| TASK |
If a line in the entries contains the string "dock", include that line in your answer.

══════════

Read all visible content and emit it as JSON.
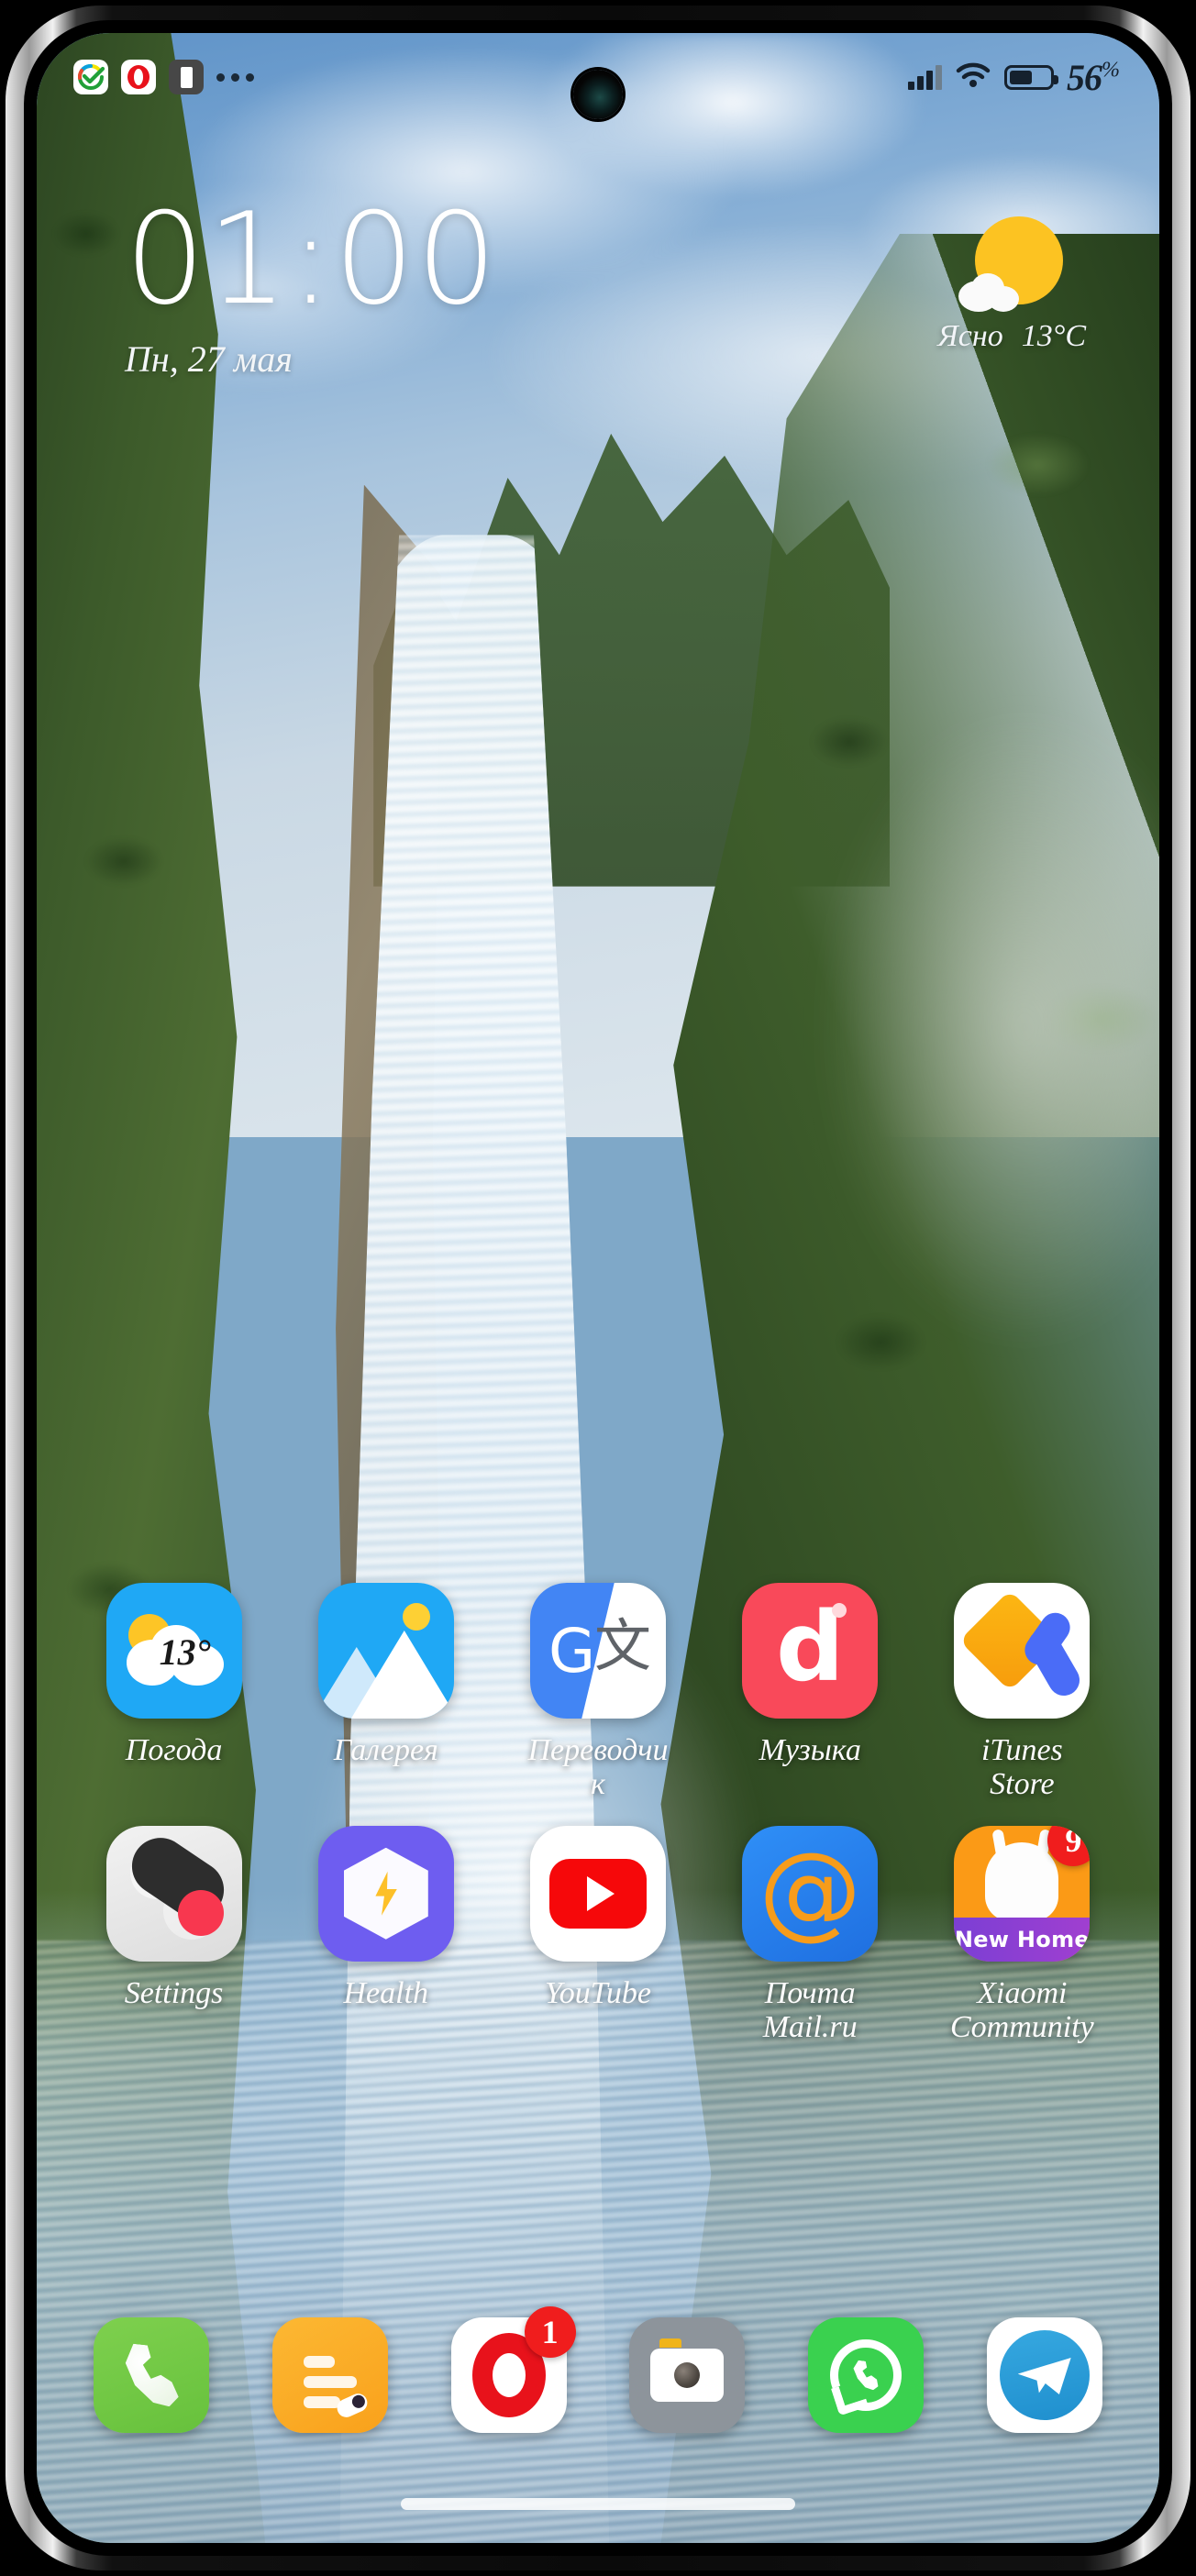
{
  "status_bar": {
    "notification_icons": [
      {
        "name": "sber-icon",
        "label": "Sber"
      },
      {
        "name": "opera-icon",
        "label": "Opera"
      },
      {
        "name": "id-card-icon",
        "label": "ID Card"
      },
      {
        "name": "more-icons",
        "label": "..."
      }
    ],
    "signal_label": "signal-bars",
    "wifi_label": "wifi",
    "battery_level": "56",
    "battery_unit": "%"
  },
  "clock_widget": {
    "time": "01:00",
    "date": "Пн, 27 мая"
  },
  "weather_widget": {
    "condition": "Ясно",
    "temperature": "13°C",
    "icon": "sun-behind-cloud-icon"
  },
  "app_grid": {
    "rows": [
      [
        {
          "name": "app-weather",
          "label": "Погода",
          "icon": "weather-icon",
          "badge_temp": "13°"
        },
        {
          "name": "app-gallery",
          "label": "Галерея",
          "icon": "gallery-icon"
        },
        {
          "name": "app-translate",
          "label": "Переводчик",
          "icon": "google-translate-icon",
          "glyph_g": "G",
          "glyph_c": "文"
        },
        {
          "name": "app-music",
          "label": "Музыка",
          "icon": "music-icon",
          "glyph": "d"
        },
        {
          "name": "app-itunes",
          "label": "iTunes Store",
          "icon": "itunes-store-icon"
        }
      ],
      [
        {
          "name": "app-settings",
          "label": "Settings",
          "icon": "settings-toggle-icon"
        },
        {
          "name": "app-health",
          "label": "Health",
          "icon": "health-hexagon-icon"
        },
        {
          "name": "app-youtube",
          "label": "YouTube",
          "icon": "youtube-icon"
        },
        {
          "name": "app-mail-ru",
          "label": "Почта Mail.ru",
          "icon": "mail-at-icon",
          "glyph": "@"
        },
        {
          "name": "app-xiaomi-community",
          "label": "Xiaomi Community",
          "icon": "xiaomi-community-icon",
          "banner": "New Home",
          "badge": "9"
        }
      ]
    ]
  },
  "dock": {
    "items": [
      {
        "name": "dock-phone",
        "icon": "phone-icon"
      },
      {
        "name": "dock-notes",
        "icon": "notes-icon"
      },
      {
        "name": "dock-opera",
        "icon": "opera-browser-icon",
        "badge": "1"
      },
      {
        "name": "dock-camera",
        "icon": "camera-icon"
      },
      {
        "name": "dock-whatsapp",
        "icon": "whatsapp-icon"
      },
      {
        "name": "dock-telegram",
        "icon": "telegram-icon"
      }
    ]
  },
  "colors": {
    "accent_blue": "#1fa8f5",
    "badge_red": "#f01d1d",
    "weather_yellow": "#fcc322",
    "whatsapp_green": "#3ad14f",
    "telegram_blue": "#2f9fd4"
  }
}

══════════

| SOLUTION TO THE PROBLEM |
  "dock": {
        "name": "dock-phone",
        "name": "dock-notes",
        "name": "dock-opera",
        "name": "dock-camera",
        "name": "dock-whatsapp",
        "name": "dock-telegram",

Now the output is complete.